* _Problem requirements_
If a line in the records below contains the word "shortcut", copy it.

* _Supplied material_
# # #

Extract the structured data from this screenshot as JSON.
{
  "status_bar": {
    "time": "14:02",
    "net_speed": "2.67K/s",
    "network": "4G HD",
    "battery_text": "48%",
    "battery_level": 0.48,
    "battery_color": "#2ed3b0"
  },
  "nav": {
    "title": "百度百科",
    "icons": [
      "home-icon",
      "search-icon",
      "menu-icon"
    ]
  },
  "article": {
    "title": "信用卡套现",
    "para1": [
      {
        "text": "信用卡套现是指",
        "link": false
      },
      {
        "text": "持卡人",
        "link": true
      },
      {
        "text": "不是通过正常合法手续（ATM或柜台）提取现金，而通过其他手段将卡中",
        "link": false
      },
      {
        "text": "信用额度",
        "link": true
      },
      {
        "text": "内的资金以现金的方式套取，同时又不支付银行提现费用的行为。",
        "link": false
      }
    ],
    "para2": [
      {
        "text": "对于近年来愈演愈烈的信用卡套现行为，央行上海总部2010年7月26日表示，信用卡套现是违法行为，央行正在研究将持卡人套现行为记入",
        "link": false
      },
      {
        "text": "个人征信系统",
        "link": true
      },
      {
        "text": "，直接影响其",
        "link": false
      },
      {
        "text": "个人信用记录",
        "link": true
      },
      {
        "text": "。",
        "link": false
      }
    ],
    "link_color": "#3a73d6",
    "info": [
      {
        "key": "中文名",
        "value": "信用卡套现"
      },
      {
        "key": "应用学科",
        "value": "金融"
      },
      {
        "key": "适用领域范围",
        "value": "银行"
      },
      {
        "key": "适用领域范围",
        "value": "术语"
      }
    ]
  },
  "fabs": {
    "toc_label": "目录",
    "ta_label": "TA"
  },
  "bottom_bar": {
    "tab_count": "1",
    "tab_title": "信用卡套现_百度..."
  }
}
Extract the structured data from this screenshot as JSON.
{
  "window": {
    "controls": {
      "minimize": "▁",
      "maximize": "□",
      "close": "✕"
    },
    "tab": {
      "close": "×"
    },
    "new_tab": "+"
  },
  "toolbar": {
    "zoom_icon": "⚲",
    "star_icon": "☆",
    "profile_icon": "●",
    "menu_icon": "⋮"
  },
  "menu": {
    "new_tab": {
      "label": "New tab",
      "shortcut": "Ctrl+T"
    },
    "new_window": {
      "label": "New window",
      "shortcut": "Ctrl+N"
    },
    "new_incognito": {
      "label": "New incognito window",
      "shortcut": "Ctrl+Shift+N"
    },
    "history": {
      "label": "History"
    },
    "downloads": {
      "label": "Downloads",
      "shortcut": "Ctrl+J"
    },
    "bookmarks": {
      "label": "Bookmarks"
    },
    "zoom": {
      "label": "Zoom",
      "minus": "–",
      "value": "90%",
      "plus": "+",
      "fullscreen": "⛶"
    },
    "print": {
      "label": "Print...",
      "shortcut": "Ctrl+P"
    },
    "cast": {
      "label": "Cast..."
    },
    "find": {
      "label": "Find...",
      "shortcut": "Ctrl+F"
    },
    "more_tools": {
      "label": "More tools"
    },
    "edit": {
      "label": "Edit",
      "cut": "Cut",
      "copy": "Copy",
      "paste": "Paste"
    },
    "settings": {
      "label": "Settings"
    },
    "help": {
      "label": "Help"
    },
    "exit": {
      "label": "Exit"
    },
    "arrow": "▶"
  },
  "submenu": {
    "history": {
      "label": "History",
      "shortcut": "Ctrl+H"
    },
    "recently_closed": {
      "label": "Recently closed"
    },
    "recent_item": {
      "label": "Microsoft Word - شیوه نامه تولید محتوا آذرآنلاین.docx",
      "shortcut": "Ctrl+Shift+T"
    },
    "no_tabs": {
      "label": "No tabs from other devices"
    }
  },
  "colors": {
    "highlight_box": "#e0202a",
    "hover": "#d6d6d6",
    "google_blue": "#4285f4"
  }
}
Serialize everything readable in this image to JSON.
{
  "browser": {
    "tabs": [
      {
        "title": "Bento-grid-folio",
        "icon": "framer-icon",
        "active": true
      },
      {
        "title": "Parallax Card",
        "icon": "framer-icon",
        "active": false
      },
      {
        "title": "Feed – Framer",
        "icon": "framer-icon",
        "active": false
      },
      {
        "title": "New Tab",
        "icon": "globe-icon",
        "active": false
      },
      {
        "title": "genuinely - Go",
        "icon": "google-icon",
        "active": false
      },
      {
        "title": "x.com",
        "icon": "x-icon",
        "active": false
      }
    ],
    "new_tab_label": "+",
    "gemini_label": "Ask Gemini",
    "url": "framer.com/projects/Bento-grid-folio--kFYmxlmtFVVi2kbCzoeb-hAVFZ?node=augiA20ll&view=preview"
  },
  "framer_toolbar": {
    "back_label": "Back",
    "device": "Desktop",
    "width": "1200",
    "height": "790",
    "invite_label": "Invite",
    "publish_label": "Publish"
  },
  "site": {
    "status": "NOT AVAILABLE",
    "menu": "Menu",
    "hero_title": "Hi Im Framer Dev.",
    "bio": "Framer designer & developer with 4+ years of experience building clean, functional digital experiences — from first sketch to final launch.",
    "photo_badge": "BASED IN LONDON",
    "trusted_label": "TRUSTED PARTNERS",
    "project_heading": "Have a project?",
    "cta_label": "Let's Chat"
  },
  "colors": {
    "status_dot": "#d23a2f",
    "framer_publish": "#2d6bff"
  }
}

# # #

* _Written response_
      "shortcut": "Ctrl+T"
      "shortcut": "Ctrl+N"
      "shortcut": "Ctrl+Shift+N"
      "shortcut": "Ctrl+J"
      "shortcut": "Ctrl+P"
      "shortcut": "Ctrl+F"
      "shortcut": "Ctrl+H"
      "shortcut": "Ctrl+Shift+T"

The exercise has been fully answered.